The Duchess of Malfi

John Webster's Characterization of Bosola as a Machiavellian Prototype 12th Grade

The Duchess of Malfi is a Jacobean revenge tragedy play written by the English dramatist John Webster in 1612–1613. The play begins as a love story, when the Duchess marries beneath her class, and ends as a nightmarish tragedy as her two brothers undertake their revenge, destroying themselves in the process. Jacobean drama continued the trend of stage violence and horror set by Elizabethan tragedy. The complexity of some of the play's characters, particularly Bosola and the Duchess, and Webster's poetic language, have led many critics to consider The Duchess of Malfi among the greatest tragedies of English renaissance drama.

The Duchess of Malfi is known for its critical discourse mainly for Bosola who embodies the typical Jacobean aspect of human behaviour, a motivation strongly influenced by evil. However, the character of Bosola cannot be considered merely on a surface level and has to be understood in the intricacies under which the character functions. The ambiguity is made clear in the very beginning of the play itself where Bosola starkly critiques the corruption of the royal court and the depraved power structure that exists in the court- however, on the other hand he accepts the empty title as the “provisor of the...

Join Now to View Premium Content

GradeSaver provides access to 1335 study guide PDFs and quizzes, 9977 literature essays, 2512 sample college application essays, 474 lesson plans, and ad-free surfing in this premium content, “Members Only” section of the site!

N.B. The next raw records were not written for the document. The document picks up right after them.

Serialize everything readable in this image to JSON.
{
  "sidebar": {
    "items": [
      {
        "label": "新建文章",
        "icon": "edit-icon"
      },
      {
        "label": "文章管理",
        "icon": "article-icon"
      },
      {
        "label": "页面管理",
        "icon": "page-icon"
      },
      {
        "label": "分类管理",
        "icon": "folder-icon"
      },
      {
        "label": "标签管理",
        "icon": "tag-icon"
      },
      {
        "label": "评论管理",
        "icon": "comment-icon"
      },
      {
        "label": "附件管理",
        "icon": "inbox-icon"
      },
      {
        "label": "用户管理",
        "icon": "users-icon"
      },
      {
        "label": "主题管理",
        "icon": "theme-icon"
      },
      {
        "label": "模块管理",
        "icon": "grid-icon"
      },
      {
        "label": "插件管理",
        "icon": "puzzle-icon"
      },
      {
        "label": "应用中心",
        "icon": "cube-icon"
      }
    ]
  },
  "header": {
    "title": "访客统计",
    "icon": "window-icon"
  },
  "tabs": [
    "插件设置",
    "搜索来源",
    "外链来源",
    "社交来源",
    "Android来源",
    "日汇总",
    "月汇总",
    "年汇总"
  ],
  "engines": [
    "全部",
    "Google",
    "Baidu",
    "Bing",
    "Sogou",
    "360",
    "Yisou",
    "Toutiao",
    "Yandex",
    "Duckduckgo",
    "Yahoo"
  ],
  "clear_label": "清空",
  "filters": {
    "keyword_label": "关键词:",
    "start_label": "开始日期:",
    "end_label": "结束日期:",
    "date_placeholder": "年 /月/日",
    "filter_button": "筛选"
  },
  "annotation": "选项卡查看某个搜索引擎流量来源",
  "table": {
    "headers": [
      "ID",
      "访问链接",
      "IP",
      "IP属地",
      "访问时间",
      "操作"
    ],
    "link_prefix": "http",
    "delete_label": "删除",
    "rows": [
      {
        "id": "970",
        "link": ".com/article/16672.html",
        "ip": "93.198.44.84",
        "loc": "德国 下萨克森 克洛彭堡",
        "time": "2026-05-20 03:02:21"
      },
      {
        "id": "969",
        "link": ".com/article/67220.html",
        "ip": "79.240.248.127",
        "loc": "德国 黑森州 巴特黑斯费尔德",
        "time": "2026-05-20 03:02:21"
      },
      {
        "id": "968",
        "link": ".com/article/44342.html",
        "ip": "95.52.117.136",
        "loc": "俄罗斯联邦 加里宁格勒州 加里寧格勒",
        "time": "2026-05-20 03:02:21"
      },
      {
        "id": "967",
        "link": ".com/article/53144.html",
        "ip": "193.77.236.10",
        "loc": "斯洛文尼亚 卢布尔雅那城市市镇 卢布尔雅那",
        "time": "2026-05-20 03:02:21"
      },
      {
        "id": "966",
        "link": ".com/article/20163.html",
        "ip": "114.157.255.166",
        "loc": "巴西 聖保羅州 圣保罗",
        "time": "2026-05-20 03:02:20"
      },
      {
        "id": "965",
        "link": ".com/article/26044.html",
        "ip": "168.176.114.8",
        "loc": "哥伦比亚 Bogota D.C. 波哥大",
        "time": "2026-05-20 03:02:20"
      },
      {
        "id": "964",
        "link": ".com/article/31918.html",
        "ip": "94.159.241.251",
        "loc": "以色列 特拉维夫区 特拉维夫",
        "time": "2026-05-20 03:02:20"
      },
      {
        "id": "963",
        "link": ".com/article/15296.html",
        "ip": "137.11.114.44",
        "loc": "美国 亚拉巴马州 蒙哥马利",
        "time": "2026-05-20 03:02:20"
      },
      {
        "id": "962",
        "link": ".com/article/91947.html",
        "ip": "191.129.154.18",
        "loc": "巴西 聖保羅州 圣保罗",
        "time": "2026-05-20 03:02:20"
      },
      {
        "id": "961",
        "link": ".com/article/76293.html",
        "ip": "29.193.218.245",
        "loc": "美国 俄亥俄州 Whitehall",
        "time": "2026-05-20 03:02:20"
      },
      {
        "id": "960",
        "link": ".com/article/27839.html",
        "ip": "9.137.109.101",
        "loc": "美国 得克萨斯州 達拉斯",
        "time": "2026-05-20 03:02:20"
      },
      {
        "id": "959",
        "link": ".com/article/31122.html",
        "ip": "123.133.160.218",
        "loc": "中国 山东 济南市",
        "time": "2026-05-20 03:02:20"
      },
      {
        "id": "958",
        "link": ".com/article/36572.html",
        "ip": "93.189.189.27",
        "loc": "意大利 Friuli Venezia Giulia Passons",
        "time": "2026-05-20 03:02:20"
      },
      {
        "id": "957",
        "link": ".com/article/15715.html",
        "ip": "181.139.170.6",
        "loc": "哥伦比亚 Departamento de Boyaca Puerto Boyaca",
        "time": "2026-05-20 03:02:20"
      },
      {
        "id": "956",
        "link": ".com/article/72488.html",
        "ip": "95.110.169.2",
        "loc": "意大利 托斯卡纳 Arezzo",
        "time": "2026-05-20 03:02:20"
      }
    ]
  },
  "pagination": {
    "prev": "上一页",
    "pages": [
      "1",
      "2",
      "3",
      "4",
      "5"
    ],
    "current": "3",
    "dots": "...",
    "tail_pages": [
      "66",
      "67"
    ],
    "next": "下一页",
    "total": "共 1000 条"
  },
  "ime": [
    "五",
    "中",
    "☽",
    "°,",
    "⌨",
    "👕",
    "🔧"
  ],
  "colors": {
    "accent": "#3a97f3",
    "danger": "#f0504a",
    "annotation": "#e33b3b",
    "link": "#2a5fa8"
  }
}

Membership includes a 10% discount on all editing orders.

Join Now

Already a member? Log in